What to do
Work through the records below and copy every line that includes "obsolete".
Segment Start: The data
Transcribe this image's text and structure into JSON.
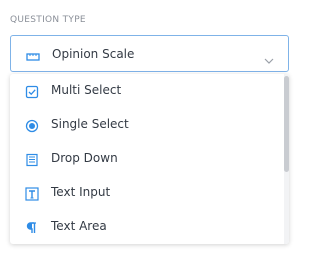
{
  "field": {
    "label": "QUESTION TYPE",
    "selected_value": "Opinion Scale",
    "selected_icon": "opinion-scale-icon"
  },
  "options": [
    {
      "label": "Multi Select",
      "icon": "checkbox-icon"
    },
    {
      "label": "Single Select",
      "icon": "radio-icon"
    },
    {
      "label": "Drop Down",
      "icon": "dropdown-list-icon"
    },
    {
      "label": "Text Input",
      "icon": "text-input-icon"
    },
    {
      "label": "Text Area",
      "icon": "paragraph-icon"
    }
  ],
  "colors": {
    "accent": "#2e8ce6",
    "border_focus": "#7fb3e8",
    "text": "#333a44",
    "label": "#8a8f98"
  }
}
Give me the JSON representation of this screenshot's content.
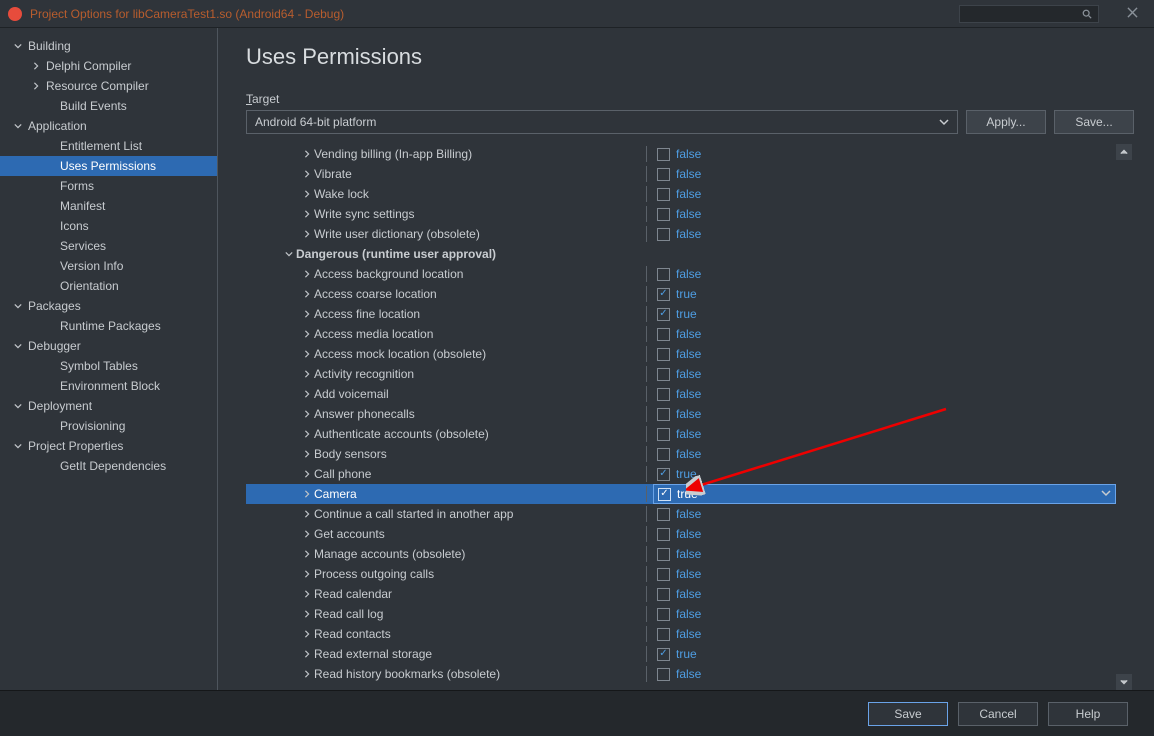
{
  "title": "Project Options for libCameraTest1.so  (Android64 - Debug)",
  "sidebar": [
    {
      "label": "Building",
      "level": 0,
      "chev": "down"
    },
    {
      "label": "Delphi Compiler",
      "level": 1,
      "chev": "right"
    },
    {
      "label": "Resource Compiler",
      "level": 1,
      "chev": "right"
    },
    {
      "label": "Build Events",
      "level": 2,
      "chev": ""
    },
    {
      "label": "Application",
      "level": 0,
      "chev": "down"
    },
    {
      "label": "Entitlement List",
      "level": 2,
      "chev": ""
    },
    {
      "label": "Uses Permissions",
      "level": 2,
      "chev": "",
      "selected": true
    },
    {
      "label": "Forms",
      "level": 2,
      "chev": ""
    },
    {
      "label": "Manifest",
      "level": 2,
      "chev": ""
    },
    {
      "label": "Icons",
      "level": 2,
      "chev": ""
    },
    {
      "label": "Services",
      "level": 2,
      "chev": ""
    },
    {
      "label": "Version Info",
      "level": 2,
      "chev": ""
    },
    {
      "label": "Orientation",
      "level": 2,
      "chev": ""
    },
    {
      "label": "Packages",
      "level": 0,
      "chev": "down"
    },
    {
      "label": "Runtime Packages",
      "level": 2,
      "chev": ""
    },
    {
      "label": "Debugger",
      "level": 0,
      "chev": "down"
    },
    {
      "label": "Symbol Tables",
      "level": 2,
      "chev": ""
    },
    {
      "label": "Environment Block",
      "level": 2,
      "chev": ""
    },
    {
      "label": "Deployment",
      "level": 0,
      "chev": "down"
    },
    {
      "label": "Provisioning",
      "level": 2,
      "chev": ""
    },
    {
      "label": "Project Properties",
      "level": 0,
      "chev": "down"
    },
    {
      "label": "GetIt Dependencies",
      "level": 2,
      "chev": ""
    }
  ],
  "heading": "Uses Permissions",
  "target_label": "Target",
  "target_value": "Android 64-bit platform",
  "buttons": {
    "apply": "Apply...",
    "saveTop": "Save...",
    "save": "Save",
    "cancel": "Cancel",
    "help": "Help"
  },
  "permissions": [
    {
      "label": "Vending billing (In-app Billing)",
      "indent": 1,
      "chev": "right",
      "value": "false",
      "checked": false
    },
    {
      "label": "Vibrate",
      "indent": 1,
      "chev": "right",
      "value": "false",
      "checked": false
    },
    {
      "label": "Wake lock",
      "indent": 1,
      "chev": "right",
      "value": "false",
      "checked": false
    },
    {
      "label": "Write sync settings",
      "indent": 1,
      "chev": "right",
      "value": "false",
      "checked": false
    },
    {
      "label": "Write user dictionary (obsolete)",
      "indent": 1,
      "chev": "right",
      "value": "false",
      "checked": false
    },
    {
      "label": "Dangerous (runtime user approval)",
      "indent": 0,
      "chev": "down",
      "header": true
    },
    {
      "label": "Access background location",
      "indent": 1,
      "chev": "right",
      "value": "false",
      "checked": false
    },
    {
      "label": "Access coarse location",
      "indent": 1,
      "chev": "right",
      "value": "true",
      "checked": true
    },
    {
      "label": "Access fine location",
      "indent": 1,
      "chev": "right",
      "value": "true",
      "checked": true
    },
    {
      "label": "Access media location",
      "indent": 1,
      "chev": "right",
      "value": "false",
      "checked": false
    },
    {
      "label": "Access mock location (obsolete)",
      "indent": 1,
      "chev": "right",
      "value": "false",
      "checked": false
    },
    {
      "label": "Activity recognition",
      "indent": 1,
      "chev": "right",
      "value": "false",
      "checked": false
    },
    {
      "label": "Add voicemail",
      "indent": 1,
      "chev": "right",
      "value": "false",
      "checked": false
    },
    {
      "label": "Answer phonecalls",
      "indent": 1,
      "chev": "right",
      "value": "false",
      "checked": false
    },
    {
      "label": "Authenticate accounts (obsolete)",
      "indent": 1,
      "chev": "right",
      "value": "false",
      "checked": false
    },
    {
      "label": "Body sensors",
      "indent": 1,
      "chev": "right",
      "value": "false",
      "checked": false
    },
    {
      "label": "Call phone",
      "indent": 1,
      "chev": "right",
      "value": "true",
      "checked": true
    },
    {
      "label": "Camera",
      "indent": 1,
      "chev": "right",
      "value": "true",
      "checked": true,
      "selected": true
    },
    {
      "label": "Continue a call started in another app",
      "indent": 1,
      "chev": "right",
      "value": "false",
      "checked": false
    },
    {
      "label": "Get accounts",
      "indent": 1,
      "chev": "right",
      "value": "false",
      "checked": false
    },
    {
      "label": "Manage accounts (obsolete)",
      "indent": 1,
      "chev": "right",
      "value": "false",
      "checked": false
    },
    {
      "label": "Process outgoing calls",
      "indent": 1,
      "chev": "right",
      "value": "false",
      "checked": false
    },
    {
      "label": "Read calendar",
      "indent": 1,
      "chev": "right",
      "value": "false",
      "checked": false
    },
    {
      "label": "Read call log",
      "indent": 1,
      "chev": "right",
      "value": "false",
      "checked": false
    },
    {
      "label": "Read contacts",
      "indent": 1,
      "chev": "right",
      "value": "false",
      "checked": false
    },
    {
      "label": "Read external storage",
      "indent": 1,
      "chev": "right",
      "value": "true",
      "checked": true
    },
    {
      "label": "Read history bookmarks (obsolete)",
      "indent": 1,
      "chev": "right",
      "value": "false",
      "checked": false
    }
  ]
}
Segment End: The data
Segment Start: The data
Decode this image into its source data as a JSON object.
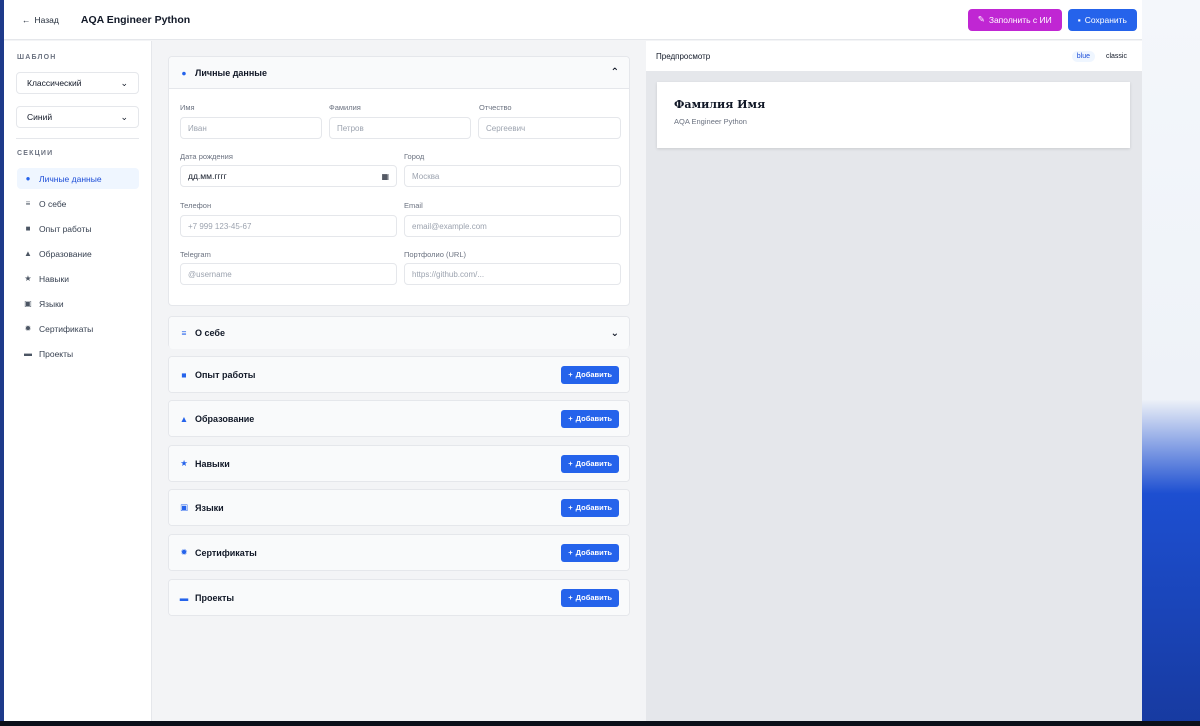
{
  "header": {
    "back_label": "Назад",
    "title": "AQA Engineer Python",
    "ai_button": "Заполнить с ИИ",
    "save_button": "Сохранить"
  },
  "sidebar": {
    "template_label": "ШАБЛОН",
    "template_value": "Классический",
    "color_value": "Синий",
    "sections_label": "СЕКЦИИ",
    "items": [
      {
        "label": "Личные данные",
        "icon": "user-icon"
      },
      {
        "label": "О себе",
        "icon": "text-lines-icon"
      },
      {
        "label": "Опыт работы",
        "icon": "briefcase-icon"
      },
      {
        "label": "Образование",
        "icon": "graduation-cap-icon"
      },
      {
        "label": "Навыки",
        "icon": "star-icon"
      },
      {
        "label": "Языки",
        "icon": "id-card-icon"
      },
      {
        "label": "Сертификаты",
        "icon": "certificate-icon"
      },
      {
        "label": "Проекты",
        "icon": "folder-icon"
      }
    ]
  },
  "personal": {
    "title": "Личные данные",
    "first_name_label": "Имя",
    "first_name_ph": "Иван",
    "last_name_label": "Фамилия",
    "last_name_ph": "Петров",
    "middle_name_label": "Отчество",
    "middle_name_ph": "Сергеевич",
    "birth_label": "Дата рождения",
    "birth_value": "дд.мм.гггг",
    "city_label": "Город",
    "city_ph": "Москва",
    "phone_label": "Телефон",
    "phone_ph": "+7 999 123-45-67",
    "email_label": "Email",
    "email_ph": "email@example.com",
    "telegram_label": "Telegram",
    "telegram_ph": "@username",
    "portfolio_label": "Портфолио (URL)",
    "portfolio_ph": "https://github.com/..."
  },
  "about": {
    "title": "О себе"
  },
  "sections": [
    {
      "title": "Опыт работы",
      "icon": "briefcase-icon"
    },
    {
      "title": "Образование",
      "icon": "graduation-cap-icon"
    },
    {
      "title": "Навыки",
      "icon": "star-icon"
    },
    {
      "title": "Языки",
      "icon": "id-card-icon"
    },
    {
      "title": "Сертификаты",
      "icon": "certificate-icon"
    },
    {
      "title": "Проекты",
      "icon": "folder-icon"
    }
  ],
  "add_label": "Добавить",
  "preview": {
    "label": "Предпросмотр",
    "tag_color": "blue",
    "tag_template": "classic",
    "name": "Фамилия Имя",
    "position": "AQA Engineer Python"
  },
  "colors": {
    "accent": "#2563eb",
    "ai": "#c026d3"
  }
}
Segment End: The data
Result for this task
      "label": "Write user dictionary (obsolete)",
      "label": "Access mock location (obsolete)",
      "label": "Authenticate accounts (obsolete)",
      "label": "Manage accounts (obsolete)",
      "label": "Read history bookmarks (obsolete)",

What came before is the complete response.